Since Poultry World last visited Sunny Hill Eggs there have been many exciting new developments. Lucy Knowles talks to sister’s Christine Jackson and Catherine Armstrong for an update

Sunny Hill Eggs, in Northumberland, is focusing on building the retail side of its business and is looking forward to its forthcoming merger with Oxenrig Eggs in August 2008.

The sister’s set up the free-range egg company on Detchant Farm near Belford, a 405ha (1000-acre), mixed unit run with their parents.

They first began production with packing contracts in 2005, but by the following year, the business had already grown rapidly and in the summer of 2006, the sisters started retailing some of their own eggs under the brand “Sunny Hill Farm Free range Eggs,” says Mrs Armstrong, who is partner of Detchant Farm and assists with the running of Sunny Hill Eggs.

“We felt that there was a market because there aren’t many other free-range egg producers in Northumberland,” she says.

The sisters were soon asked to supply eggs to 10 local Asda stores as part of a local sourcing incentive. And they now market the eggs directly to restaurants, deli’s and caterers (see March 2007 Poultry World p20).

The egg unit has 32,000 laying birds and in 2007, they decided to add to this with a new 6000-bird organic shed. Further expansion is going ahead in the summer with another 16,000 free-range poultry shed being built on a nearby site in June.

“We have built a new shed every year for the past three years,” says Christine Jackson.


John Campbell of Glenrath Farm agreed to buy the eggs from the poultry house. And in March 2007, the sisters decided to switch everything to Glenrath Farm, to cut down on food miles, bringing the focal point closer to home.

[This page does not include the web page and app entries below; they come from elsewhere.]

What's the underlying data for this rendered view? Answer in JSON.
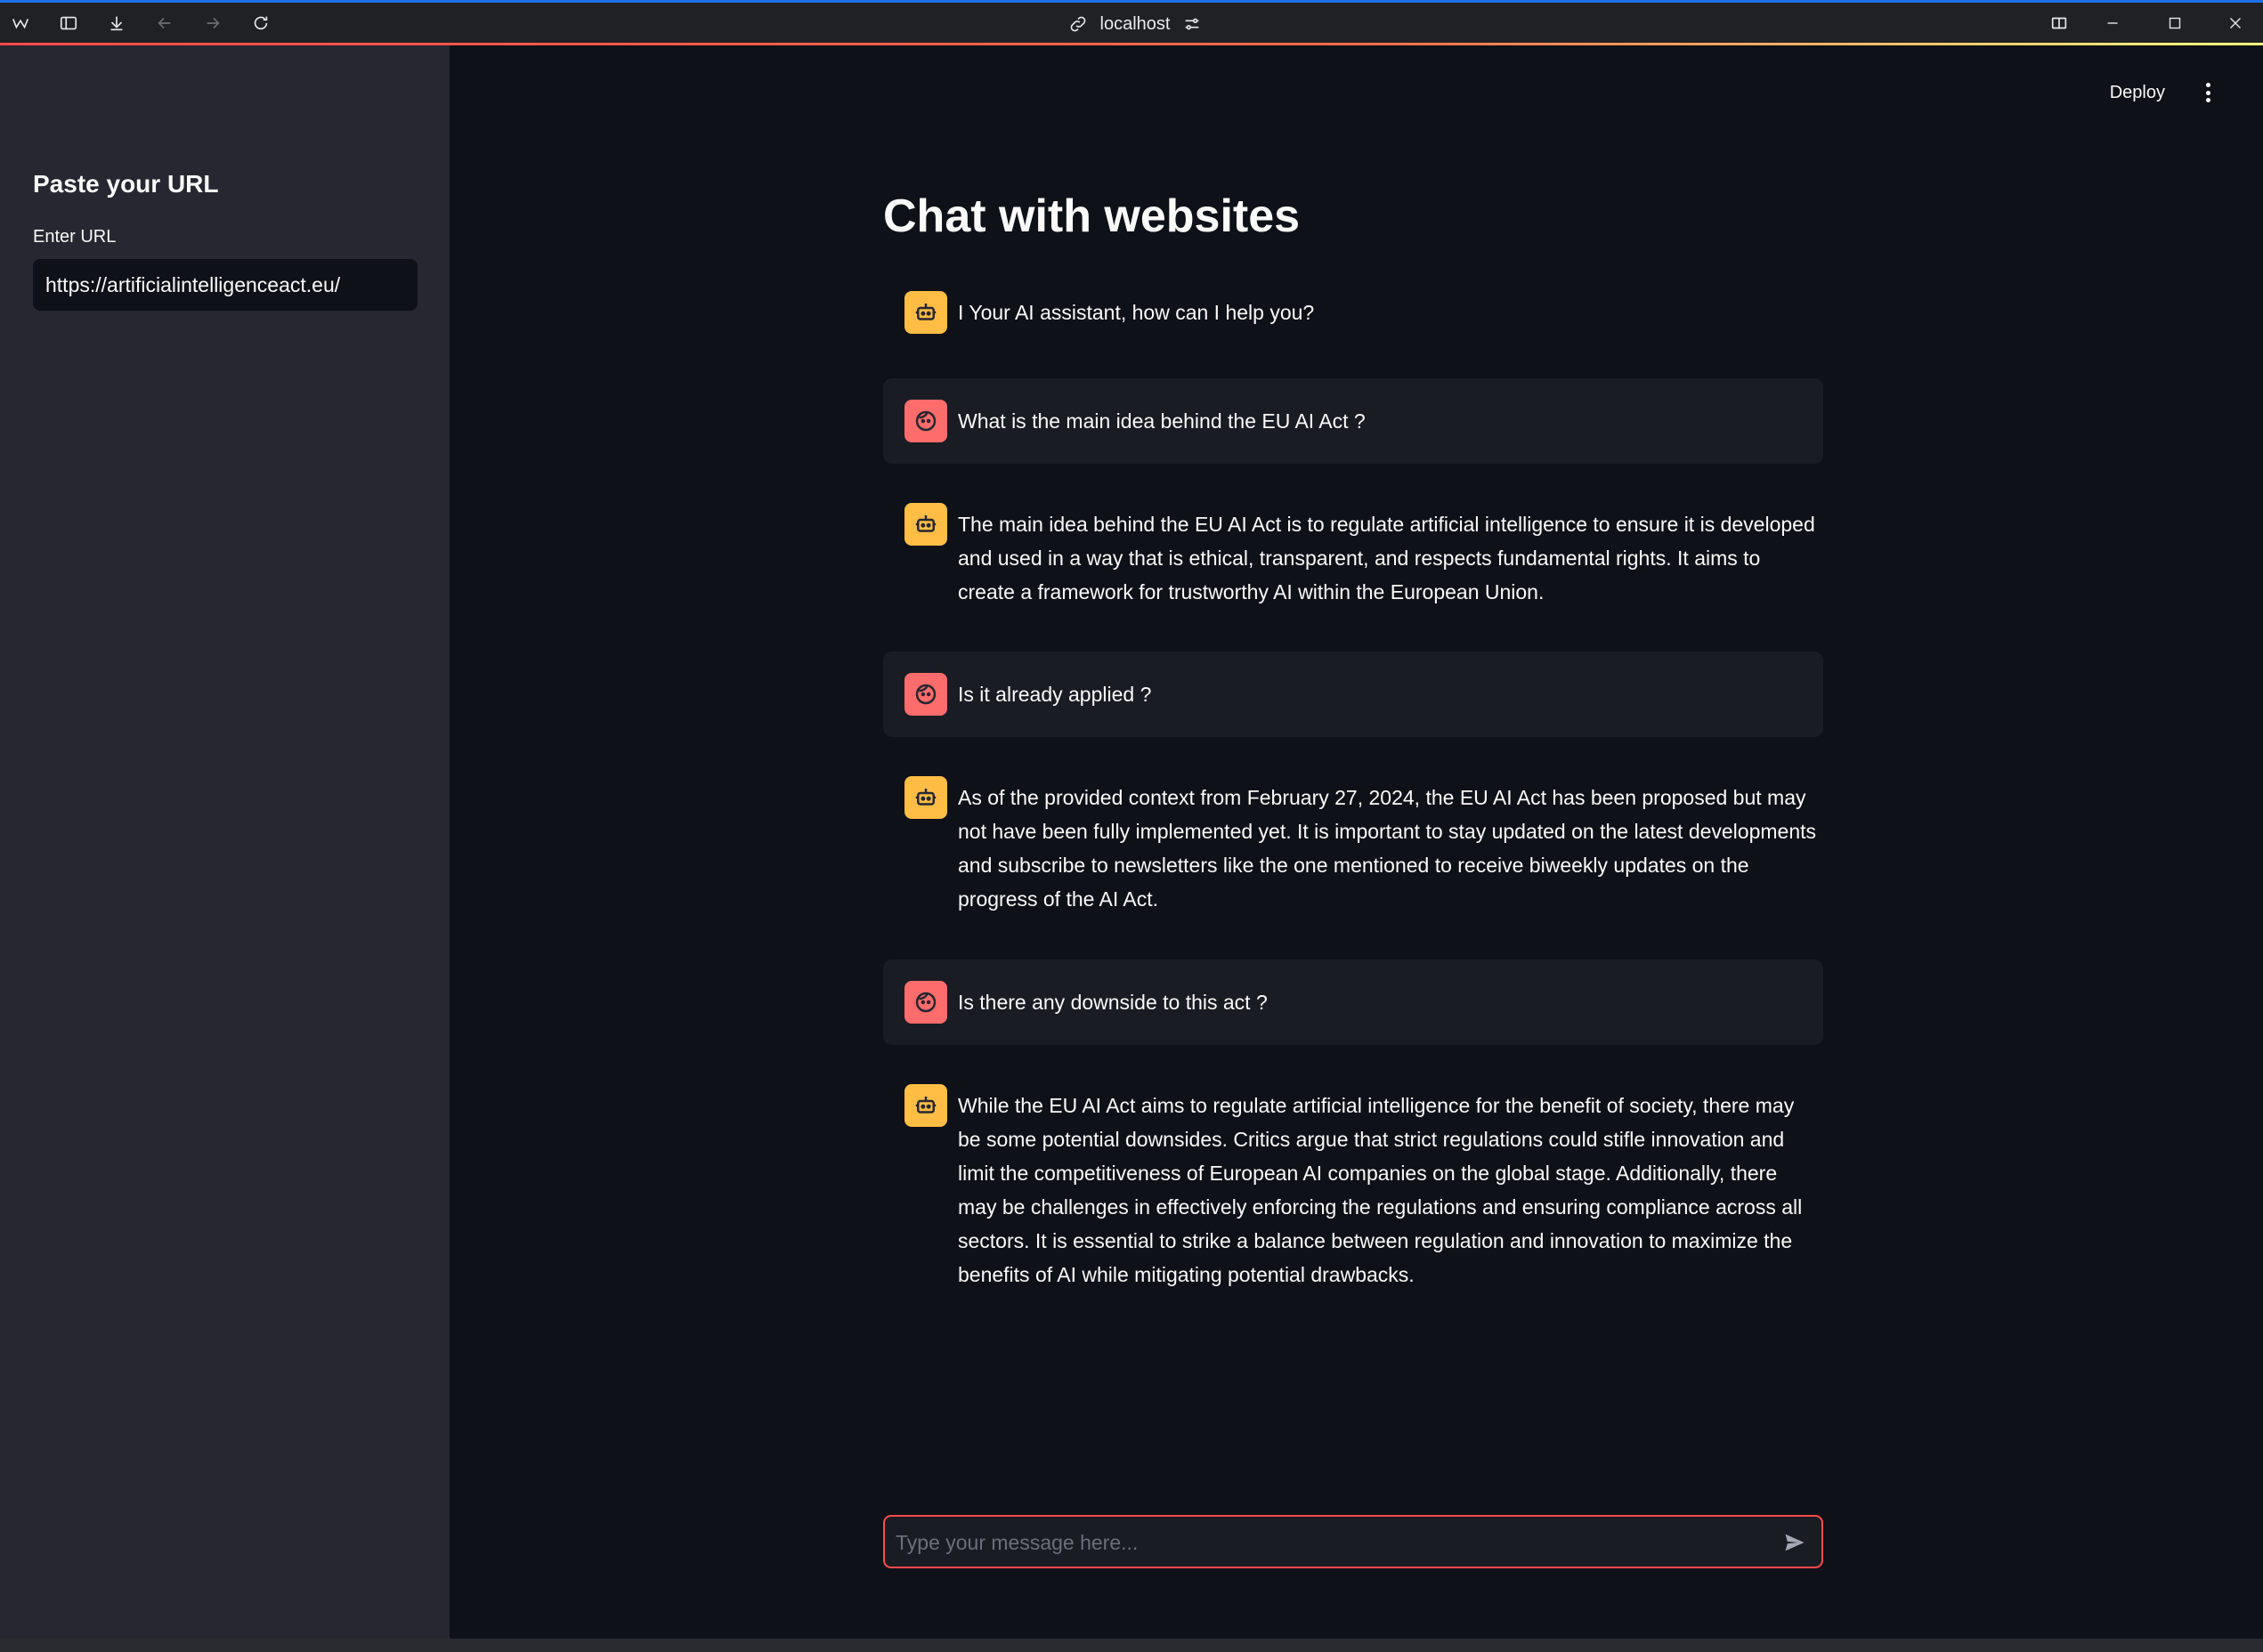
{
  "browser": {
    "address": "localhost",
    "icons": [
      "app-logo-icon",
      "sidebar-toggle-icon",
      "download-icon",
      "back-icon",
      "forward-icon",
      "reload-icon",
      "link-icon",
      "site-settings-icon",
      "split-view-icon",
      "minimize-icon",
      "maximize-icon",
      "close-icon"
    ]
  },
  "sidebar": {
    "title": "Paste your URL",
    "url_label": "Enter URL",
    "url_value": "https://artificialintelligenceact.eu/"
  },
  "header": {
    "deploy_label": "Deploy"
  },
  "main": {
    "title": "Chat with websites",
    "messages": [
      {
        "role": "bot",
        "text": "I Your AI assistant, how can I help you?"
      },
      {
        "role": "user",
        "text": "What is the main idea behind the EU AI Act ?"
      },
      {
        "role": "bot",
        "text": "The main idea behind the EU AI Act is to regulate artificial intelligence to ensure it is developed and used in a way that is ethical, transparent, and respects fundamental rights. It aims to create a framework for trustworthy AI within the European Union."
      },
      {
        "role": "user",
        "text": "Is it already applied ?"
      },
      {
        "role": "bot",
        "text": "As of the provided context from February 27, 2024, the EU AI Act has been proposed but may not have been fully implemented yet. It is important to stay updated on the latest developments and subscribe to newsletters like the one mentioned to receive biweekly updates on the progress of the AI Act."
      },
      {
        "role": "user",
        "text": "Is there any downside to this act ?"
      },
      {
        "role": "bot",
        "text": "While the EU AI Act aims to regulate artificial intelligence for the benefit of society, there may be some potential downsides. Critics argue that strict regulations could stifle innovation and limit the competitiveness of European AI companies on the global stage. Additionally, there may be challenges in effectively enforcing the regulations and ensuring compliance across all sectors. It is essential to strike a balance between regulation and innovation to maximize the benefits of AI while mitigating potential drawbacks."
      }
    ],
    "chat_placeholder": "Type your message here..."
  },
  "colors": {
    "accent": "#ff4b4b",
    "bot_avatar": "#ffbd45",
    "user_avatar": "#ff6c6c",
    "background": "#0e1117",
    "sidebar": "#262730"
  }
}
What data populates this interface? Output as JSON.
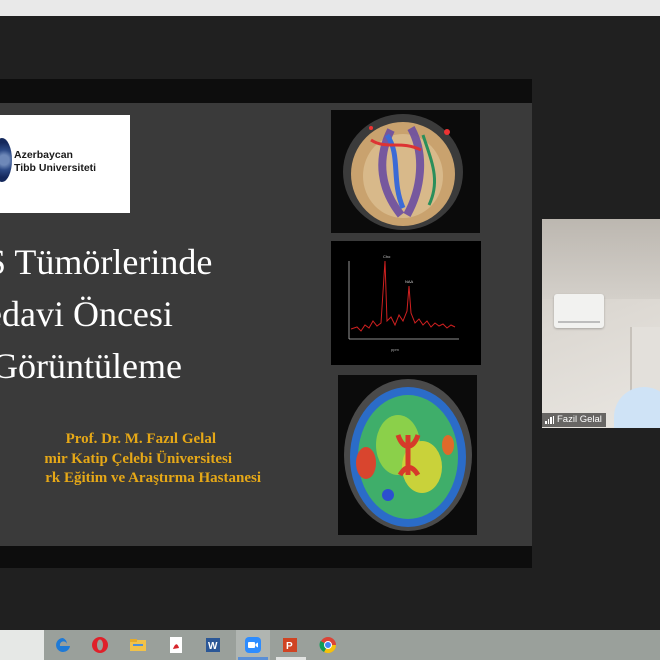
{
  "slide": {
    "logo": {
      "line1": "Azerbaycan",
      "line2": "Tibb Universiteti"
    },
    "title_lines": [
      "S Tümörlerinde",
      "edavi Öncesi",
      "Görüntüleme"
    ],
    "credit_lines": [
      "Prof. Dr. M. Fazıl Gelal",
      "mir Katip Çelebi Üniversitesi",
      "rk Eğitim ve Araştırma Hastanesi"
    ],
    "images": [
      "brain-tractography",
      "mr-spectroscopy-plot",
      "brain-perfusion-map"
    ]
  },
  "participant": {
    "name": "Fazil Gelal"
  },
  "taskbar": {
    "apps": [
      "edge-icon",
      "opera-icon",
      "file-explorer-icon",
      "acrobat-icon",
      "word-icon",
      "zoom-icon",
      "powerpoint-icon",
      "chrome-icon"
    ],
    "active_app": "zoom-icon"
  },
  "colors": {
    "slide_bg": "#3a3a3a",
    "title": "#ffffff",
    "credits": "#e6a817",
    "taskbar": "#9aa09b"
  }
}
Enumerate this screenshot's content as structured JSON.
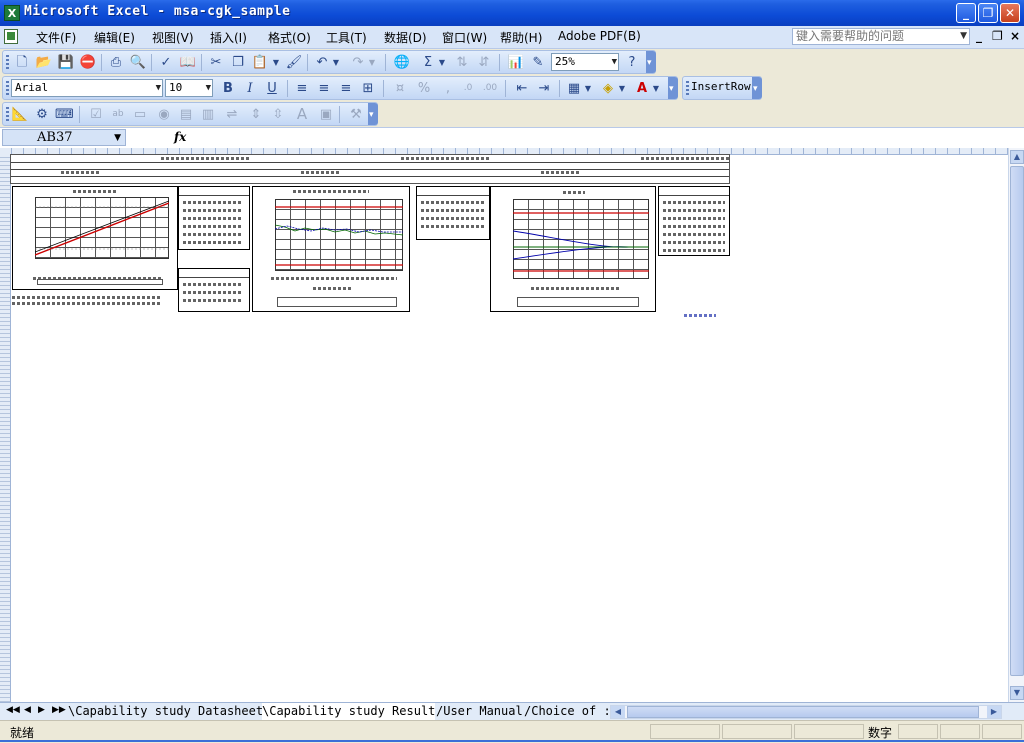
{
  "window": {
    "title": "Microsoft Excel - msa-cgk_sample",
    "app_icon": "X",
    "buttons": {
      "minimize": "_",
      "restore": "❐",
      "close": "✕"
    }
  },
  "menu": {
    "items": [
      "文件(F)",
      "编辑(E)",
      "视图(V)",
      "插入(I)",
      "格式(O)",
      "工具(T)",
      "数据(D)",
      "窗口(W)",
      "帮助(H)",
      "Adobe PDF(B)"
    ],
    "help_placeholder": "键入需要帮助的问题",
    "doc_controls": {
      "minimize": "_",
      "restore": "❐",
      "close": "×"
    }
  },
  "toolbar_standard": {
    "zoom": "25%"
  },
  "toolbar_format": {
    "font": "Arial",
    "size": "10",
    "insert_row": "InsertRow"
  },
  "formula_bar": {
    "name_box": "AB37",
    "fx": "fx",
    "formula": ""
  },
  "sheet_tabs": {
    "nav": [
      "◀◀",
      "◀",
      "▶",
      "▶▶"
    ],
    "tabs": [
      "Capability study Datasheet",
      "Capability study Result",
      "User Manual",
      "Choice of :"
    ],
    "active_index": 1
  },
  "status": {
    "ready": "就绪",
    "mode": "数字"
  },
  "colors": {
    "title_bar": "#0c4bd6",
    "menu_bar": "#d8e5f8",
    "toolbar": "#c3d7f5",
    "grid_header": "#e4ecf7"
  },
  "icons": {
    "standard": [
      "new-icon",
      "open-icon",
      "save-icon",
      "permission-icon",
      "print-icon",
      "print-preview-icon",
      "spelling-icon",
      "research-icon",
      "cut-icon",
      "copy-icon",
      "paste-icon",
      "format-painter-icon",
      "undo-icon",
      "redo-icon",
      "hyperlink-icon",
      "autosum-icon",
      "sort-asc-icon",
      "sort-desc-icon",
      "chart-wizard-icon",
      "drawing-icon",
      "help-icon"
    ],
    "format": [
      "bold-icon",
      "italic-icon",
      "underline-icon",
      "align-left-icon",
      "align-center-icon",
      "align-right-icon",
      "merge-center-icon",
      "currency-icon",
      "percent-icon",
      "comma-icon",
      "increase-decimal-icon",
      "decrease-decimal-icon",
      "decrease-indent-icon",
      "increase-indent-icon",
      "borders-icon",
      "fill-color-icon",
      "font-color-icon"
    ],
    "forms": [
      "design-mode-icon",
      "properties-icon",
      "view-code-icon",
      "checkbox-icon",
      "textbox-icon",
      "button-icon",
      "option-icon",
      "listbox-icon",
      "combobox-icon",
      "toggle-icon",
      "spin-icon",
      "scrollbar-icon",
      "label-icon",
      "image-icon",
      "more-controls-icon"
    ]
  }
}
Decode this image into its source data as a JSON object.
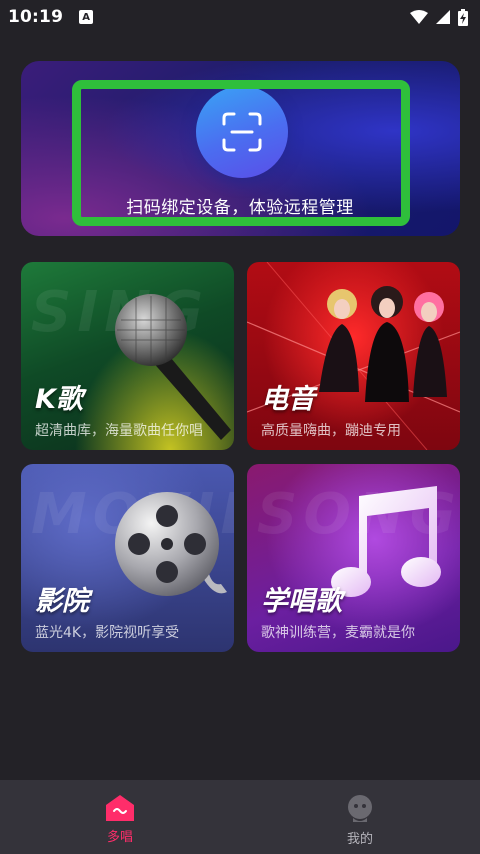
{
  "status_bar": {
    "time": "10:19",
    "notification_icon": "A",
    "icons": [
      "wifi-icon",
      "cell-signal-icon",
      "battery-icon"
    ]
  },
  "banner": {
    "text": "扫码绑定设备，体验远程管理",
    "icon": "scan-icon"
  },
  "cards": [
    {
      "id": "k",
      "title": "K歌",
      "desc": "超清曲库，海量歌曲任你唱",
      "ghost": "SING",
      "icon": "microphone-icon"
    },
    {
      "id": "e",
      "title": "电音",
      "desc": "高质量嗨曲，蹦迪专用",
      "ghost": "",
      "icon": "dj-girls-image"
    },
    {
      "id": "m",
      "title": "影院",
      "desc": "蓝光4K，影院视听享受",
      "ghost": "MOVIE",
      "icon": "film-reel-icon"
    },
    {
      "id": "s",
      "title": "学唱歌",
      "desc": "歌神训练营，麦霸就是你",
      "ghost": "SONG",
      "icon": "music-note-icon"
    }
  ],
  "tabs": [
    {
      "label": "多唱",
      "active": true,
      "icon": "home-icon"
    },
    {
      "label": "我的",
      "active": false,
      "icon": "profile-icon"
    }
  ],
  "colors": {
    "background": "#232227",
    "highlight_frame": "#2fbf3b",
    "active_tab": "#ff2d6a",
    "tabbar": "#34333a"
  }
}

Mrs Armstrong says: “Glenrath buys all the eggs for us now and we buy some of them back. They are contracted to pack them for us and a proportion come back to us in our branded boxes.”

Having obtained planning permission on a nearby farm for a new 16,000-bird free-range unit, the sisters are now concentrating on the retail side of the business and will be packing their own eggs. So there are no immediate plans to expand any further after the shed is completed this summer.

“We are adding a flock at the moment, but there are no planning applications for further sheds. I don’t believe in putting hens down for the sake of it. The market is good at the moment, but we want to expand the retail side of the business,” says Miss Jackson.

With plans for the merger with Oxenrig Eggs well and truly in the pipeline, she adds: “We are predicting that our retail sector will increase quite dramatically, because we have amalgamated with Oxenrig Free Range Eggs. They were our main competitor within the region, so it was a natural progression. We will take on their customers and their brand and most of what we produce here at Sunny Hill we will retail ourselves, with our own grading station.

“The next three months will be really challenging. Oxenrig starts on 1 August, so we have to get ourselves prepared. We are also putting more hens down and getting our grading station up and running.

“We want to grow the business with Sunny Hill and Oxenrig eggs, to produce good quality eggs.”

The sisters have established an excellent partnership with Peter and Sarah Calder of Oxenrig eggs. “Mrs Calder will work with us to make sure there is a smooth transition for her customers, which is important,” says Miss Jackson.

Oxenrig Eggs supply to outlets across the Scottish borders, Northumberland, Edinburgh and the Lothians.

Miss Jackson became a Nuffield Scholar in 2007, and will present her report to The Nuffield Conference in November.

It has given her great opportunities to travel the world, studying the free-range egg market. She has recently returned from a seven-week trip to America, Australia and New Zealand and says it was a fact-finding trip, to find out what is going on with egg production, on a worldwide scale.

“I’ve seen lots of fantastic businesses and have got some great ideas. I’ve been able to learn a lot and I’ve gained a massive amount of personal development from it all,” she says.

“The scale of America blew me over with their vast cage systems, but I’ve come back with the impression that the UK has built a good egg industry over here.”

Miss Jackson believes they made the right decision when they went into the egg market. “It’s a job that we all thoroughly enjoy, it’s a great challenge.

“The past four years have been great and I’m sure the next few years will be just as good.”

Sunnyhill plans

  • New 16,000 free-range shed ready in Summer 2008
  • Amalgamating with Oxenrig in August 2008
  • Focusing on retail expansion